[Dataset records]
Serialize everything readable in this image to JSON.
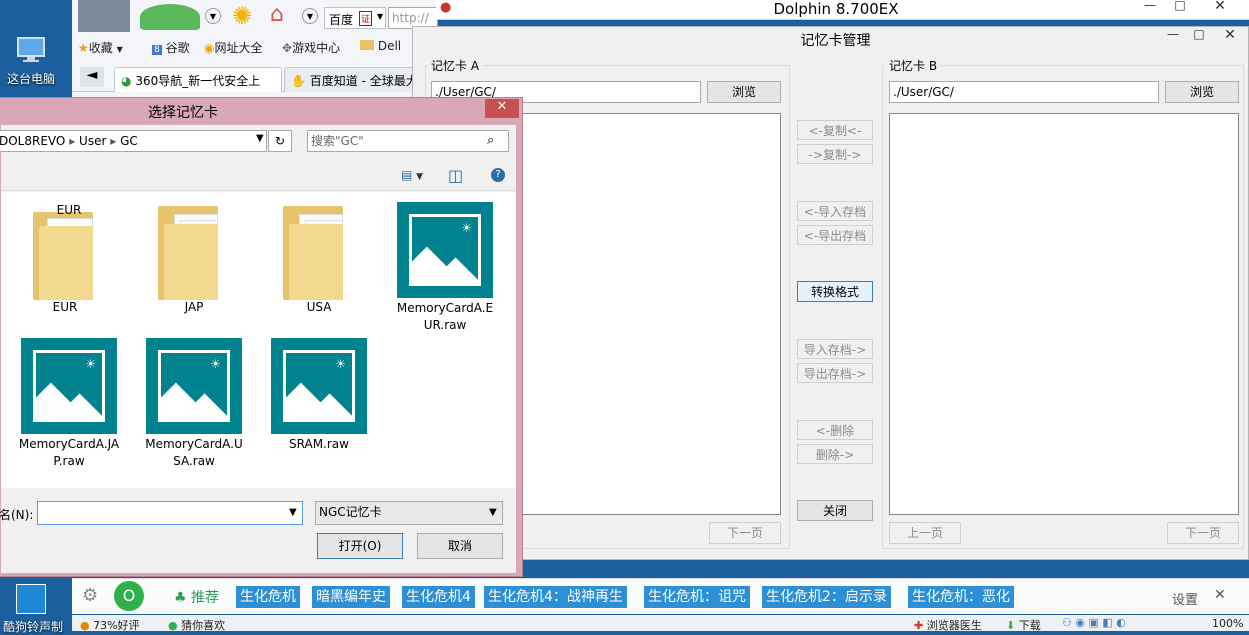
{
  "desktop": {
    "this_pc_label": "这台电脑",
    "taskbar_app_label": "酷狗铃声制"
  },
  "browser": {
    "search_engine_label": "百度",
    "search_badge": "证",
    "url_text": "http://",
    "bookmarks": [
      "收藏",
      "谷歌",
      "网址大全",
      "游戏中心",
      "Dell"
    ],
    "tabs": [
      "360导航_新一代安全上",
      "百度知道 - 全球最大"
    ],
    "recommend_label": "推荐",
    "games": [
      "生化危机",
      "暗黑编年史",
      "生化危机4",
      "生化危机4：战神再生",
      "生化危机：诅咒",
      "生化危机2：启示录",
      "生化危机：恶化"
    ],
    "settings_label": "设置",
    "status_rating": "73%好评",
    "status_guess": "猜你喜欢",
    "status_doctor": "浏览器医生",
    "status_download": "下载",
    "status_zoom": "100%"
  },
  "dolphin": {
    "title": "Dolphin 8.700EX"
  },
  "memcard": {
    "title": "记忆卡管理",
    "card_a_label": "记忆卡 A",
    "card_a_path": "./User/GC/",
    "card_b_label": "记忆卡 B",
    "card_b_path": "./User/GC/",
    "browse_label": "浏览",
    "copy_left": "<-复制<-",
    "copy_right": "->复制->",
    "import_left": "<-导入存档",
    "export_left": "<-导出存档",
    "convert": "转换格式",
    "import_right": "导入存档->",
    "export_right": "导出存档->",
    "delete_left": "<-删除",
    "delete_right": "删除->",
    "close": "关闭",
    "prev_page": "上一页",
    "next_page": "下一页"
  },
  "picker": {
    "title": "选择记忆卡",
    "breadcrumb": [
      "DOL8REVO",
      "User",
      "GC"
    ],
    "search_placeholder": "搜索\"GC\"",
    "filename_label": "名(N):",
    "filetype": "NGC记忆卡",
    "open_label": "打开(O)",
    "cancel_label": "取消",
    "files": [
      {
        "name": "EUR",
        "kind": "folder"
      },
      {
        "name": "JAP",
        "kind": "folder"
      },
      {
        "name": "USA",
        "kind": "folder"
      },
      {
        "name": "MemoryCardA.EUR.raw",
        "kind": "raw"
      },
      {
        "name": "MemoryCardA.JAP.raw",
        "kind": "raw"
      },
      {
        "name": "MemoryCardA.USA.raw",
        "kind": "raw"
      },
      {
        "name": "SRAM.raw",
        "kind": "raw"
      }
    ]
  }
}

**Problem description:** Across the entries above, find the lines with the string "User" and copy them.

**Exercise result:**
    "card_a_path": "./User/GC/",
    "card_b_path": "./User/GC/",
      "User",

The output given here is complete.